This technique can be especially useful in its application to the guiding of ships and aircraft. Thus an aircraft pilot flying into a target of light of the kind described will know whether he is at the target centre or off it from the intensity or colour of the light observed and can accordingly take guidance as to the course he should set, for example to land on an airport runway. Likewise, a ship entering a harbour can adjust her course according to the intensity of light received from harbour guiding lights.
Onepractical way of setting up such a zone of changing light is by employing two or more intersecting or substantially coincident beams of different spread, the spread of at least the beam of greater spread being achieved by beam movement as hereinbefore described. If two beams have initially the same intensity but are spread by differing amounts and are arranged so that their axes are substantially coincident or intersect at a great distance from the lamp or lamps giving rise to them, the less divergent beam provides a centre area of high intensity light reinforced by the light from the second beam, while the second or more divergent beam provides a zone of light of lower intensity around the high intensity area. The more divergent beam could, in addition, he of lower initial intensity if desired.
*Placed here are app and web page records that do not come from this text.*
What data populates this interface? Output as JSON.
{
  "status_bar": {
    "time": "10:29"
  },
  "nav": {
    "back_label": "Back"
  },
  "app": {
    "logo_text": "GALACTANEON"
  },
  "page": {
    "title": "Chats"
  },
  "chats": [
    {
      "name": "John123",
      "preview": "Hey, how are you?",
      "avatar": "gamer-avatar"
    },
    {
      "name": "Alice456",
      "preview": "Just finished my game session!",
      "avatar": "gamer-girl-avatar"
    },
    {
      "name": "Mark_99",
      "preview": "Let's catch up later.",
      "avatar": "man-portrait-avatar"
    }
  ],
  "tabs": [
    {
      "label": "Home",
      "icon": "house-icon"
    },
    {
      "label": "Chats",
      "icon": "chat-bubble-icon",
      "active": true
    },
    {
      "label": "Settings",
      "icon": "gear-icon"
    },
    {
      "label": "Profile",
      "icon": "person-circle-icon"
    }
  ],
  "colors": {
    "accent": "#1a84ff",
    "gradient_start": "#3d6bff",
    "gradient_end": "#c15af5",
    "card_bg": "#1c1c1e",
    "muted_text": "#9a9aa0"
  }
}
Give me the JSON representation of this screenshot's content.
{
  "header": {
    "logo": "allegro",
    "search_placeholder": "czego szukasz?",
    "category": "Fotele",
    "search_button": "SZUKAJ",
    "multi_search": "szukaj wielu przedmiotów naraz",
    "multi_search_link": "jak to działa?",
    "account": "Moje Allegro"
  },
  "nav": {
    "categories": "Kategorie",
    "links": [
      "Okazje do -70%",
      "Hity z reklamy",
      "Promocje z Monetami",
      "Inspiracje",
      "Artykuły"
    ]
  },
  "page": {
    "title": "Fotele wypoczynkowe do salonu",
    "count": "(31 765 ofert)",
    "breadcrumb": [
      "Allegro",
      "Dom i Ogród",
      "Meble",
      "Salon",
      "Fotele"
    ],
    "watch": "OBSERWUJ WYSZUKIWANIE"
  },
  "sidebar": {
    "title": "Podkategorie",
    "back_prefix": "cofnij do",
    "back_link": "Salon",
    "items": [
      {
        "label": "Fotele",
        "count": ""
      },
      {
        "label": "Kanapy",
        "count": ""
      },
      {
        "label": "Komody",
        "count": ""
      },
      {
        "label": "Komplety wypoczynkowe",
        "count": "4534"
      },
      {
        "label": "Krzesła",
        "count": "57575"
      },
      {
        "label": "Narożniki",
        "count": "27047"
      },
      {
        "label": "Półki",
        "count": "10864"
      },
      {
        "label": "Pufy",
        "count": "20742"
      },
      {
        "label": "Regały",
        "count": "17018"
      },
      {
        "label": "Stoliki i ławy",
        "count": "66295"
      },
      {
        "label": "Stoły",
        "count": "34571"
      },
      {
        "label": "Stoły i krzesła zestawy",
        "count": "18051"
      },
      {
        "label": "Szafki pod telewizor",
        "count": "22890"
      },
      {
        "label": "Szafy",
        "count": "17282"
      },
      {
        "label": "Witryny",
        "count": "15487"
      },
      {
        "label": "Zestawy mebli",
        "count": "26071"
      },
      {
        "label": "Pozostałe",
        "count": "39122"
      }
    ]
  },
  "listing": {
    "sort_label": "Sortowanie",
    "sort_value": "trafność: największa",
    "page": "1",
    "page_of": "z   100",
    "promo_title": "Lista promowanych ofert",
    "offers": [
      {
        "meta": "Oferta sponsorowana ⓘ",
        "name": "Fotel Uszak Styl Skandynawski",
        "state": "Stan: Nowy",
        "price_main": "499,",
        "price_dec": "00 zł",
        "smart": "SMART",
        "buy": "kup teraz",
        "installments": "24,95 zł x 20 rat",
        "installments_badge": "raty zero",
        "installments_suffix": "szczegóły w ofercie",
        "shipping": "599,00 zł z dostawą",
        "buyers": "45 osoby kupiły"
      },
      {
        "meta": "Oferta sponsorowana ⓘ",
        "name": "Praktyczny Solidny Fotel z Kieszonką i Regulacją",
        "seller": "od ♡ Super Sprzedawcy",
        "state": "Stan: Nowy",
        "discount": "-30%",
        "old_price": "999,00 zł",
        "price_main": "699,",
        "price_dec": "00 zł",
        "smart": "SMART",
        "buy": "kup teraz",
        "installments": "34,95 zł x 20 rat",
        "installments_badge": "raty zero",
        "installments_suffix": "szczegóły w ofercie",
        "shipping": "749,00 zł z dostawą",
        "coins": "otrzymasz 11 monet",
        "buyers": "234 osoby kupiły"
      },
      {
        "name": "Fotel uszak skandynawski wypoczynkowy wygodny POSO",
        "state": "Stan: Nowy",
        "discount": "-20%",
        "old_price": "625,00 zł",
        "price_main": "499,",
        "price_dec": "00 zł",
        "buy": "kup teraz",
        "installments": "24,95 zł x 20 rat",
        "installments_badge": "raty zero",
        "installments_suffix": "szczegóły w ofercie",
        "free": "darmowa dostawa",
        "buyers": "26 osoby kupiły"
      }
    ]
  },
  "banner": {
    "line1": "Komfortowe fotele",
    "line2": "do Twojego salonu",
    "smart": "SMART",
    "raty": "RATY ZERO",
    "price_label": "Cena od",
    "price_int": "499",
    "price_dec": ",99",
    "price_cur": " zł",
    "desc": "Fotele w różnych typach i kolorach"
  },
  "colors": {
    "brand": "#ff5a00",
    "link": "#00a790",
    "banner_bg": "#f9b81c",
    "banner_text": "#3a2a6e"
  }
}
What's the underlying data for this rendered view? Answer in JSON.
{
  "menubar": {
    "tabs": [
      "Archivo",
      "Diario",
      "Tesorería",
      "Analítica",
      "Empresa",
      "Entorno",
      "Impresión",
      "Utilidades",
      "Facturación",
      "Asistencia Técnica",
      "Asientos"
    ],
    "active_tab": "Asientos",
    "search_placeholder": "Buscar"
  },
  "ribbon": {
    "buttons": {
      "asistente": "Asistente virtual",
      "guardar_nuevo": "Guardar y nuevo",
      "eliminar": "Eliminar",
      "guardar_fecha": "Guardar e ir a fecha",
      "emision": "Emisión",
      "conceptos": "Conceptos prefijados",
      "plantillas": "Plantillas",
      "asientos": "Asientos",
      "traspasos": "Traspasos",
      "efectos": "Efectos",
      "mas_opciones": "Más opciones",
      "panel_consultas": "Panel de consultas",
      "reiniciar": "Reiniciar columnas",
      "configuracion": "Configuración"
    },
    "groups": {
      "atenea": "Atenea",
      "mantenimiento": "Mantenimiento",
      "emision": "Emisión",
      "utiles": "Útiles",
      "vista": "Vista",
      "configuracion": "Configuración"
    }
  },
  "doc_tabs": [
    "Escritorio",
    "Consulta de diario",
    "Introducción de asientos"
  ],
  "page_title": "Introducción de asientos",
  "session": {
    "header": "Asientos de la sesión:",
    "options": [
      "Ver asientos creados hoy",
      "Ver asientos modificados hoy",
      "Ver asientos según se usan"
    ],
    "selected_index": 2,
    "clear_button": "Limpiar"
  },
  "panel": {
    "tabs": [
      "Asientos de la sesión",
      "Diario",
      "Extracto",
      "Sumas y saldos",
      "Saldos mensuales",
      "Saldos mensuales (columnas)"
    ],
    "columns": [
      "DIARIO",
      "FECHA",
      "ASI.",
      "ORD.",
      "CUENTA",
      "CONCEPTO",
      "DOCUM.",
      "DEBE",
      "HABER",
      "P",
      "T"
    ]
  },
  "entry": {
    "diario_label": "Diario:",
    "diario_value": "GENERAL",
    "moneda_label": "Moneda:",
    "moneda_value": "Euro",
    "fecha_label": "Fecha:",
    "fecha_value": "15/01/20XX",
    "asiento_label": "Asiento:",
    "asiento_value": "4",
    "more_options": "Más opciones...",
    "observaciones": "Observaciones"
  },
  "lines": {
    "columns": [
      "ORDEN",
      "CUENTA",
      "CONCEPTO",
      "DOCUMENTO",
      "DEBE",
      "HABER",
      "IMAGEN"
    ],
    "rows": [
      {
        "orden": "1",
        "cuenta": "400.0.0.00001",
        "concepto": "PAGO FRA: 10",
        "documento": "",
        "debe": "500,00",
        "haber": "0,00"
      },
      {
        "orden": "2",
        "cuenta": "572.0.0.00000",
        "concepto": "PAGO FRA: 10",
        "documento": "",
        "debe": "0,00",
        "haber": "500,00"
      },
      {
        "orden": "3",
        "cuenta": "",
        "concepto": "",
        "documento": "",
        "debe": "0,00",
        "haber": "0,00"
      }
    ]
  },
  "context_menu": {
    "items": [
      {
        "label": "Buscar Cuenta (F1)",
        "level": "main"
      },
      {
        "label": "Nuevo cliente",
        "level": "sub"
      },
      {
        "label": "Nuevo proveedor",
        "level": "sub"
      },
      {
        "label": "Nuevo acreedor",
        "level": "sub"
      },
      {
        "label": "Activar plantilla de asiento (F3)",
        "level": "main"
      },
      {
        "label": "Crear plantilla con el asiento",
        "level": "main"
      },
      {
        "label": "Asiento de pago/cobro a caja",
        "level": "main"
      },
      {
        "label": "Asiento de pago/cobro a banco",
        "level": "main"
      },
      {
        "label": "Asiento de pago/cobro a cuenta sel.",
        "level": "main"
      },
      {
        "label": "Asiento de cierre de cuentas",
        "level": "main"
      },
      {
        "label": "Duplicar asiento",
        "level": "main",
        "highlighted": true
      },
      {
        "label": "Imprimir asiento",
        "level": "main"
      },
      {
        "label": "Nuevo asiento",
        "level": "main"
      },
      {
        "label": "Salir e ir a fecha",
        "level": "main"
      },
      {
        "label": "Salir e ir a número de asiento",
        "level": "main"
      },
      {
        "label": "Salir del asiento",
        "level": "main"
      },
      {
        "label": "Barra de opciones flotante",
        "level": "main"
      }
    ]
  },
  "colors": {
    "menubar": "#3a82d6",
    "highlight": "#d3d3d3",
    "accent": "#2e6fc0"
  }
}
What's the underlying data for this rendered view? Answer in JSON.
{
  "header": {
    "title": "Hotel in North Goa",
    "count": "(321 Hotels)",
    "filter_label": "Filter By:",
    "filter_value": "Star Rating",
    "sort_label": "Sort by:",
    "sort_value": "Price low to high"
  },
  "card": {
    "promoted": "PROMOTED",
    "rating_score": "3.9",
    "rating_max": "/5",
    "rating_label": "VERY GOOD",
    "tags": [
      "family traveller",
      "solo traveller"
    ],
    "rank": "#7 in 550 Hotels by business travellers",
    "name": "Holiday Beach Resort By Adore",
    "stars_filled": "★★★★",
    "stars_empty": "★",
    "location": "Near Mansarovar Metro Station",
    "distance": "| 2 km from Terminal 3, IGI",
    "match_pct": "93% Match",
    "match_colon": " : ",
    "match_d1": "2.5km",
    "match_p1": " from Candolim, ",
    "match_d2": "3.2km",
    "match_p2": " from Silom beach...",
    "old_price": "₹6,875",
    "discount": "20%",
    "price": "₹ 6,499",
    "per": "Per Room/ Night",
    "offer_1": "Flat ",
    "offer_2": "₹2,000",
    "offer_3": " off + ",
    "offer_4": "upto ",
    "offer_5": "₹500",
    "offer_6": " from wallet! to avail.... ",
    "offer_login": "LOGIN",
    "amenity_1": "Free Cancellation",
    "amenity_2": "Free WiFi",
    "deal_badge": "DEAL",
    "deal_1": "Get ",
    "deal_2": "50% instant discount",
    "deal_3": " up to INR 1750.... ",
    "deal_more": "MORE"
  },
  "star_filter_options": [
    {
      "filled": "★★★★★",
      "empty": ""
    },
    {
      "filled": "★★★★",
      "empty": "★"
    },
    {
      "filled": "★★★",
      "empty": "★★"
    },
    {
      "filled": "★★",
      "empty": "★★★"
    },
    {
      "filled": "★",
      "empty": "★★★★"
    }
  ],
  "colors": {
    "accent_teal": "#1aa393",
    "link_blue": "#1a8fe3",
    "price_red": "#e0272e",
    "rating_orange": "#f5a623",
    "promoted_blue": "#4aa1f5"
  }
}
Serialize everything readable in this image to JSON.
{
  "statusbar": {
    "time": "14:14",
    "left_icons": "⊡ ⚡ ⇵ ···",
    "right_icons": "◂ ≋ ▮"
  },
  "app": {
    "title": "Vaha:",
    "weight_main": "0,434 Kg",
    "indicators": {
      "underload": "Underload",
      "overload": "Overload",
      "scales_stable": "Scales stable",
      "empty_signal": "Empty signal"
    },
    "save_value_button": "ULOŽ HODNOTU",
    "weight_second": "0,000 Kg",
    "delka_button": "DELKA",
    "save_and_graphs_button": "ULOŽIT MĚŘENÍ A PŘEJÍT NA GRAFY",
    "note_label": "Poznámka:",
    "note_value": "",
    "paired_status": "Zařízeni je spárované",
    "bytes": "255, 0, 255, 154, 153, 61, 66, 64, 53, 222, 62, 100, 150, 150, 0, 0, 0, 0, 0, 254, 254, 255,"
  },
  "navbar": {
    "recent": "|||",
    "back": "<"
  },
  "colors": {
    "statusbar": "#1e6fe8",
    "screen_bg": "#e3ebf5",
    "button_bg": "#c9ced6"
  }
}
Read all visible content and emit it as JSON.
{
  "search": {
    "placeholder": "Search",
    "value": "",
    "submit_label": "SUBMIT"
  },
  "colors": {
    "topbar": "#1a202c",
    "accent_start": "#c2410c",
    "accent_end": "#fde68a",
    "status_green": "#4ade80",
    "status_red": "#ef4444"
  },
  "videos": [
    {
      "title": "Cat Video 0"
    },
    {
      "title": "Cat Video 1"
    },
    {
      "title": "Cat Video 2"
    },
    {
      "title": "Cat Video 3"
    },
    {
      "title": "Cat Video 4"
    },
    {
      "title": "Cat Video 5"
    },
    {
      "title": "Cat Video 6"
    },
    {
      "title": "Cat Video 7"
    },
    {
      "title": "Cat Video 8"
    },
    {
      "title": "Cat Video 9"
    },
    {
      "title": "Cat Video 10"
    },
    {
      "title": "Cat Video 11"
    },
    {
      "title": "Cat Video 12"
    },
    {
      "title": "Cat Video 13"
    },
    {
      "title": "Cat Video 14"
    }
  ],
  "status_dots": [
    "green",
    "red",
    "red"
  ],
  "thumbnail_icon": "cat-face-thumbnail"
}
Another way of achieving this result is by employing two beams of the same spread but different intensities and causing one to perform a rapid orbital motion around the other.
If a zone of light having bands of different intensity is required rather than a target, as is usually the casein ship navigation applications, the spread of the beam with the greater spread need be in one plane only, or if two beams of the same spread are employed one can be traversed laterally to-and-fro to provide a band of different intensity upon either side of a central band afforded by the other beam.
Similar techniques can be employed with light beams of different colours.
1. A lamp to provide an outdoor light for demarcation, guiding, signalling and like purposes, said lamp comprising a cooperative assembly of a light-source and a lens projection system for projecting a beam of light which is substantially parallel-sided in that it has no divergence greater than three degrees and is substantially free from stray light outside the beam, said lens-projection system being reflectorless in the sense that it includes no reflector element which actually takes part in the production of the beam as distinct from merely changing the direction of thebeam as a whole, theprojection system including an optical stop interposed between the actual light-source and other optical elements of the projection system whereby the aperture of the optical stop becomes the apparent light-source, and the projection system further including lens means of focal length not less than fifty times greater 5 than the dimension across the aperture of the optical stop, and a power drive for rapidly and cyclically moving at least one element of said assembly thereby shifting the beam angularly with a rapidly-repeated pattern of motion such that a substantially unidirectional beam of greater apparent divergence and great visual range is created.
2. A lamp according to claim 1, wherein the ratio of the focal length to the dimension across the optical stop aperture is not less than 100 to 1.
References Cited in the file of this patent UNITED STATES PATENTS Hunter Nov. 10, 1896 Hunter Apr. 13, 1897 Walsch July 5, 1949 Heehler Aug. 19, 1952 Hooker et a1. Feb. 2, 1954 Roth Sept. 27, 1955 Free Oct. 16, 1956 McRea Nov. 19, 1957 Arnold Mar. 8, 1960